───── Supplied data
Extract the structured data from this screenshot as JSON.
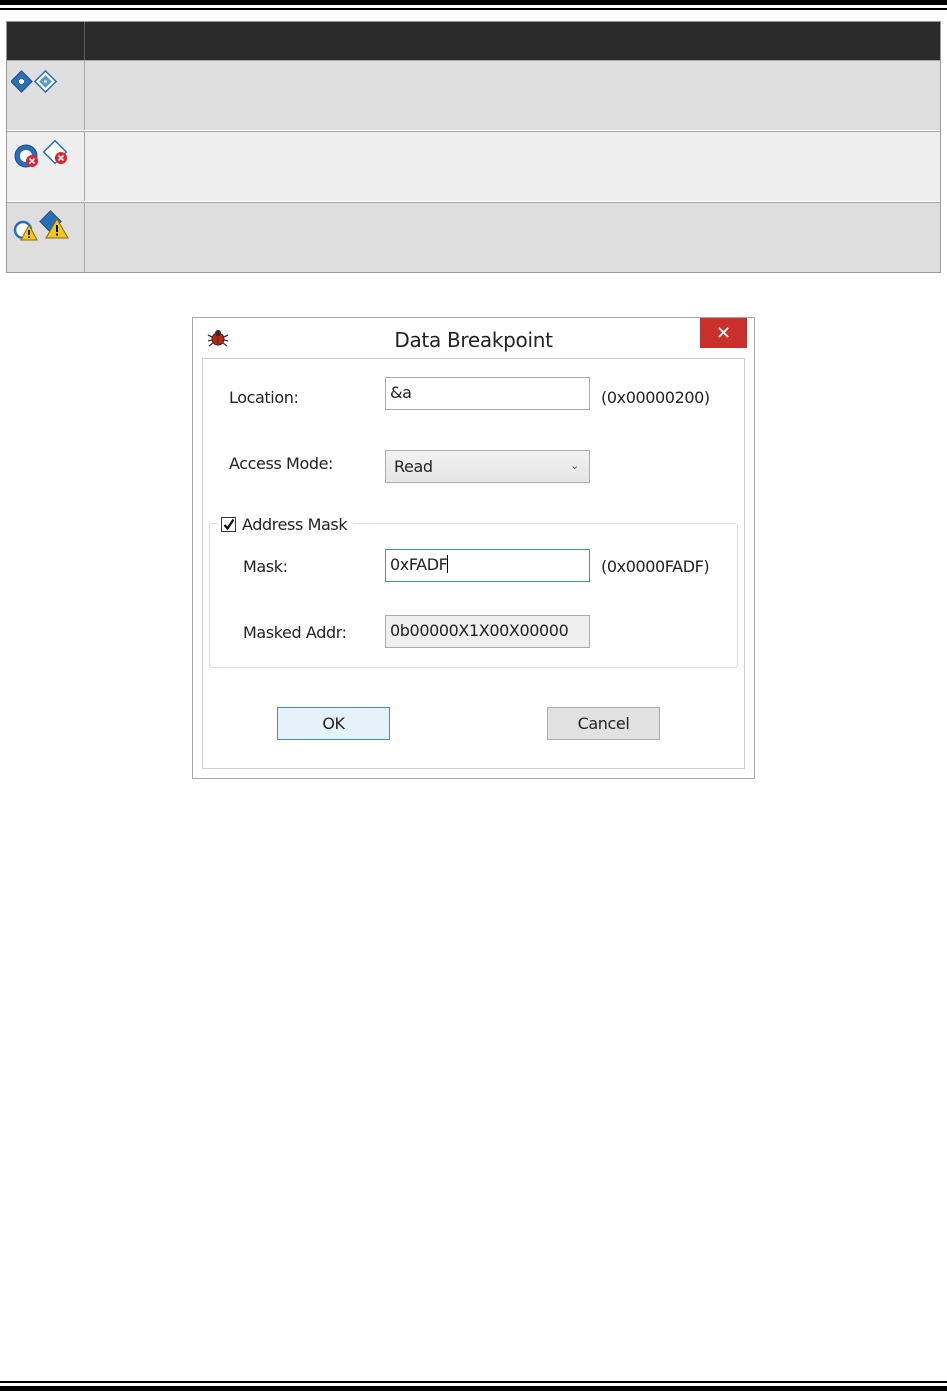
{
  "legend": {
    "rows": [
      {
        "icons": [
          "breakpoint-enabled-icon",
          "data-breakpoint-enabled-icon"
        ],
        "description": ""
      },
      {
        "icons": [
          "breakpoint-error-icon",
          "data-breakpoint-error-icon"
        ],
        "description": ""
      },
      {
        "icons": [
          "breakpoint-warning-icon",
          "data-breakpoint-warning-icon"
        ],
        "description": ""
      }
    ]
  },
  "dialog": {
    "title": "Data Breakpoint",
    "close_label": "✕",
    "location": {
      "label": "Location:",
      "value": "&a",
      "resolved": "(0x00000200)"
    },
    "access_mode": {
      "label": "Access Mode:",
      "selected": "Read"
    },
    "address_mask": {
      "label": "Address Mask",
      "checked": true,
      "mask": {
        "label": "Mask:",
        "value": "0xFADF",
        "resolved": "(0x0000FADF)"
      },
      "masked_addr": {
        "label": "Masked Addr:",
        "value": "0b00000X1X00X00000"
      }
    },
    "ok_label": "OK",
    "cancel_label": "Cancel"
  },
  "colors": {
    "close_button": "#c9302c",
    "focus_border": "#3c8fd6",
    "header_bar": "#2b2b2b",
    "icon_blue": "#2a6fb5",
    "icon_error": "#e0242f",
    "icon_warning": "#f3c623"
  }
}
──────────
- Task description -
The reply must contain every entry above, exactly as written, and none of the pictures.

- Result -
Extract the structured data from this screenshot as JSON.
{
  "legend": {
    "rows": [
      {
        "icons": [
          "breakpoint-enabled-icon",
          "data-breakpoint-enabled-icon"
        ],
        "description": ""
      },
      {
        "icons": [
          "breakpoint-error-icon",
          "data-breakpoint-error-icon"
        ],
        "description": ""
      },
      {
        "icons": [
          "breakpoint-warning-icon",
          "data-breakpoint-warning-icon"
        ],
        "description": ""
      }
    ]
  },
  "dialog": {
    "title": "Data Breakpoint",
    "close_label": "✕",
    "location": {
      "label": "Location:",
      "value": "&a",
      "resolved": "(0x00000200)"
    },
    "access_mode": {
      "label": "Access Mode:",
      "selected": "Read"
    },
    "address_mask": {
      "label": "Address Mask",
      "checked": true,
      "mask": {
        "label": "Mask:",
        "value": "0xFADF",
        "resolved": "(0x0000FADF)"
      },
      "masked_addr": {
        "label": "Masked Addr:",
        "value": "0b00000X1X00X00000"
      }
    },
    "ok_label": "OK",
    "cancel_label": "Cancel"
  },
  "colors": {
    "close_button": "#c9302c",
    "focus_border": "#3c8fd6",
    "header_bar": "#2b2b2b",
    "icon_blue": "#2a6fb5",
    "icon_error": "#e0242f",
    "icon_warning": "#f3c623"
  }
}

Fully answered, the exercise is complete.